Players will enter random shrines and areas that contain puzzles. These puzzles were usually solved by making use of a unique ability gained from evolution. One shrine had a platform with eight drawings of bugs surrounding a glowing orb. I messed around in the room with no idea how to proceed until I saw a plant with an edible pod. I took control of one of my Trebhum posse and ate it. I then gained the ability to attract flies. Using this evolved Trebhum, I guided the flies onto the platform, and once enough of them were over the drawings, the platform lit up, unlocking a special map.
Upon leaving the shrine, a mad dash for the next stone tower begins with the cylinder pushing down on the Trebhum. Thus begins the next step in the journey. The camera reveals there is some sort of giant beast waltzing around behind the cylinder. What is this thing? What is its purpose? Who controls the cylinder?
Ride or die with my Trebhum guys
The Eternal Cylinder succeeds early on in drawing players into its world and narrative. I genuinely want to see what’s next for these hotdog-faced creatures. Being able to name the Trebhum in my crew effectively raised the emotional stakes. There is just enough mystery in the main story and everything on display is so weird that I want to see more. Players can sign up to enter an open beta period right now at the game’s official website. The final release is expected to come later this year via Epic Games Store.
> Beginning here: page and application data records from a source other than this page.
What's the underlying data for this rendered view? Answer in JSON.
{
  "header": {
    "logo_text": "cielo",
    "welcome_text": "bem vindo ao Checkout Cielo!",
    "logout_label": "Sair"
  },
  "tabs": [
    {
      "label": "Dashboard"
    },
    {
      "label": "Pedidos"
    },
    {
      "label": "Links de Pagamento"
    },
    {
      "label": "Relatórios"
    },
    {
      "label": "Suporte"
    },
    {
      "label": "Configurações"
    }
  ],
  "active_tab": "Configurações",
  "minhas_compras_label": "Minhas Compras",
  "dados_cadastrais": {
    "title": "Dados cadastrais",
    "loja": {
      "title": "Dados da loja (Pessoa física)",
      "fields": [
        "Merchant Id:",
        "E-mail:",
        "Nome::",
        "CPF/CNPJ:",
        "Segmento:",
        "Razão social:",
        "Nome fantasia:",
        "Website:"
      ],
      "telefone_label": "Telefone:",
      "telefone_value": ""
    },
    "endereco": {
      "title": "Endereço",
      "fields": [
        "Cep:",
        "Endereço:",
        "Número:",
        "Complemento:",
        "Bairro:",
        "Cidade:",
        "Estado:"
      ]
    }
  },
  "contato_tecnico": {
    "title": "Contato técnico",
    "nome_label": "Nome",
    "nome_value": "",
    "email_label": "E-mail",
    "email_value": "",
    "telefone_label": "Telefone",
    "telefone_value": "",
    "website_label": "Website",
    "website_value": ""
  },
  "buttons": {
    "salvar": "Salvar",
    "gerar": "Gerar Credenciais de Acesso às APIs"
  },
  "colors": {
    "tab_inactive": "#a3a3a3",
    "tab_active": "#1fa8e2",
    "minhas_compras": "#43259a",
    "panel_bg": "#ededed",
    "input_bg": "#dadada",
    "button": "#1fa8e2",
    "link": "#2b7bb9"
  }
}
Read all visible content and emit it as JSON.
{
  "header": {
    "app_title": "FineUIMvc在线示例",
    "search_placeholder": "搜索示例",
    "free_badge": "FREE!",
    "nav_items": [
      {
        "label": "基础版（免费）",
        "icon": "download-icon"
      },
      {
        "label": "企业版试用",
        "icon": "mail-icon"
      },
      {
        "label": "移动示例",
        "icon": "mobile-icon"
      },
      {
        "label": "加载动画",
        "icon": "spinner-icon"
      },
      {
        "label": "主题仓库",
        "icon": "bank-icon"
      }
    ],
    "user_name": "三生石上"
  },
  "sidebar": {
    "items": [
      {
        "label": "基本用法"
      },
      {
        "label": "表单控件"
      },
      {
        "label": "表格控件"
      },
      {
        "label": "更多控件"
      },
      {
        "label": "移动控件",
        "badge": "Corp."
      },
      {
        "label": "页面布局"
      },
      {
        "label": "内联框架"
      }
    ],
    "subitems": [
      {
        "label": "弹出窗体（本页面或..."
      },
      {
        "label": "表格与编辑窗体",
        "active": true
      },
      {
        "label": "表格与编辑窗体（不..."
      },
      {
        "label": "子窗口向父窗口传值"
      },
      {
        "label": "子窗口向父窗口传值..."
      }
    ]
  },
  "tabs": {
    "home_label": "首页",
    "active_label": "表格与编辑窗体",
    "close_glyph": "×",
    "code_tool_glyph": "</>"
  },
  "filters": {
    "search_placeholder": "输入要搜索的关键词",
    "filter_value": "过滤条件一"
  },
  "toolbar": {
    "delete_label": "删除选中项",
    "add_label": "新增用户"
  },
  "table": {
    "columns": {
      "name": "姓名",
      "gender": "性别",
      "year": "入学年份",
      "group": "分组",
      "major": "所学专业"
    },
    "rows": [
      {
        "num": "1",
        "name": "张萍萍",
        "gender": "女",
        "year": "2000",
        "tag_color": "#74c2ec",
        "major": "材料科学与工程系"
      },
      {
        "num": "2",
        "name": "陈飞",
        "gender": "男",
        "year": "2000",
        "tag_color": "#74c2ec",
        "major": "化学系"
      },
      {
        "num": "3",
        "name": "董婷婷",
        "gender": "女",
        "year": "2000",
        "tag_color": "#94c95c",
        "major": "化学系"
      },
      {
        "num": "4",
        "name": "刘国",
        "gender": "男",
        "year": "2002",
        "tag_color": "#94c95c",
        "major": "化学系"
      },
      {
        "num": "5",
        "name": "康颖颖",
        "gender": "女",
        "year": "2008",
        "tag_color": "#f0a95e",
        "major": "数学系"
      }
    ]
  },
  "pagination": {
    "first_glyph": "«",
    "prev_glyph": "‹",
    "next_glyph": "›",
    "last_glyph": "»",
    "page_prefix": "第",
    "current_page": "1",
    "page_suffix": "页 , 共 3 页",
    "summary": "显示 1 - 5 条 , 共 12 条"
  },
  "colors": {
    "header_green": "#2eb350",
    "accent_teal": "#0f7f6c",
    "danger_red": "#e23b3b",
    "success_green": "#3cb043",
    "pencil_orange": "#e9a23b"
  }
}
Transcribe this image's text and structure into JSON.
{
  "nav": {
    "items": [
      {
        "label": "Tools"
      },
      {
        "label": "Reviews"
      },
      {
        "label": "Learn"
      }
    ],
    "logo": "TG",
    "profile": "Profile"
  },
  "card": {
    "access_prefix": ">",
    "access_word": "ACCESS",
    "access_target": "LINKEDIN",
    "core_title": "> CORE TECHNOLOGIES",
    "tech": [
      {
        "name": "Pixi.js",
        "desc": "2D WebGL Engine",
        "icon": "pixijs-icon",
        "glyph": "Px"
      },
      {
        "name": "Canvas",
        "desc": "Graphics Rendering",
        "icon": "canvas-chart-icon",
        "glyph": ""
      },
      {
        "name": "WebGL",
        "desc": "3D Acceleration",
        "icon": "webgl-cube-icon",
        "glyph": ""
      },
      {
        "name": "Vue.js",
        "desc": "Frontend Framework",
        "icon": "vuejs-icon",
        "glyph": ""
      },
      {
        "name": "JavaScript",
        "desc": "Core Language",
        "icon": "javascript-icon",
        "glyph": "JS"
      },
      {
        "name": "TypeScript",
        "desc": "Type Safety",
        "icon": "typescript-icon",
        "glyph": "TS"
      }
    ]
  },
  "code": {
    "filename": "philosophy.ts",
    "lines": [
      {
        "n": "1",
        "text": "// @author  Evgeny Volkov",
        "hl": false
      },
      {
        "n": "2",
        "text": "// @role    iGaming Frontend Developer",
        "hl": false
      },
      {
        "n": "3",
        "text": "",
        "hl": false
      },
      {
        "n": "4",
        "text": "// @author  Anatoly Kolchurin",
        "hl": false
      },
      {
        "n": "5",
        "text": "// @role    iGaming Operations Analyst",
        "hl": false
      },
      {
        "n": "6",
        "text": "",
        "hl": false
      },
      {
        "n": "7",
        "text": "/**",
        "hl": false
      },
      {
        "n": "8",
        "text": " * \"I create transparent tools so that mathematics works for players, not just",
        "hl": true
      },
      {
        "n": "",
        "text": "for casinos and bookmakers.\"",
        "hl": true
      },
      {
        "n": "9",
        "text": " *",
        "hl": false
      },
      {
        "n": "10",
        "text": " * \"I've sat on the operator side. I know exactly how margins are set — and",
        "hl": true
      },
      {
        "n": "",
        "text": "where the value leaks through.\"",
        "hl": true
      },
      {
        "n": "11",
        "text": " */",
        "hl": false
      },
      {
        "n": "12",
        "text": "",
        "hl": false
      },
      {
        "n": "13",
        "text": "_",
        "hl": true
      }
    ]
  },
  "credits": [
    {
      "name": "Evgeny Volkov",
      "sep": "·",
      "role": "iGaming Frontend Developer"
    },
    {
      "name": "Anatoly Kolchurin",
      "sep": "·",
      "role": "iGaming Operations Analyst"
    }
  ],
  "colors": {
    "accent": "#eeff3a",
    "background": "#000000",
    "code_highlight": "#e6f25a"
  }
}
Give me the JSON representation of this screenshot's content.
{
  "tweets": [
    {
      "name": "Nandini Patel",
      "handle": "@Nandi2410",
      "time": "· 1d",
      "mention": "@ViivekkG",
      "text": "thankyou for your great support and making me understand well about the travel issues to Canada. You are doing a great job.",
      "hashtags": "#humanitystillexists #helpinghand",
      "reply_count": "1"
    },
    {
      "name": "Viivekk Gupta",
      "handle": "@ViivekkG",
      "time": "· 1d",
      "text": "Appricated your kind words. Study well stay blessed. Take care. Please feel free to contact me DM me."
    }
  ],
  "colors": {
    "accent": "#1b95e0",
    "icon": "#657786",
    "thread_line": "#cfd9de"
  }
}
Chris Jarrard posted a new article, The Eternal Cylinder hands-on: Navigating life's Trebhum flow
The beta is available until March 25 and is the entire first chapter of the game. I think anyone can go get it now.
This game is so gorgeous and heartwarming!
It’s been in my top 3 most anticipated games for a couple of years now.
There’s a nice Twitch interview with the director here, with lots of interesting stories about the course of development: https://m.twitch.tv/videos/938033714
And great music that feels straight out of 70s animated movie like Ghandahar or Wizards.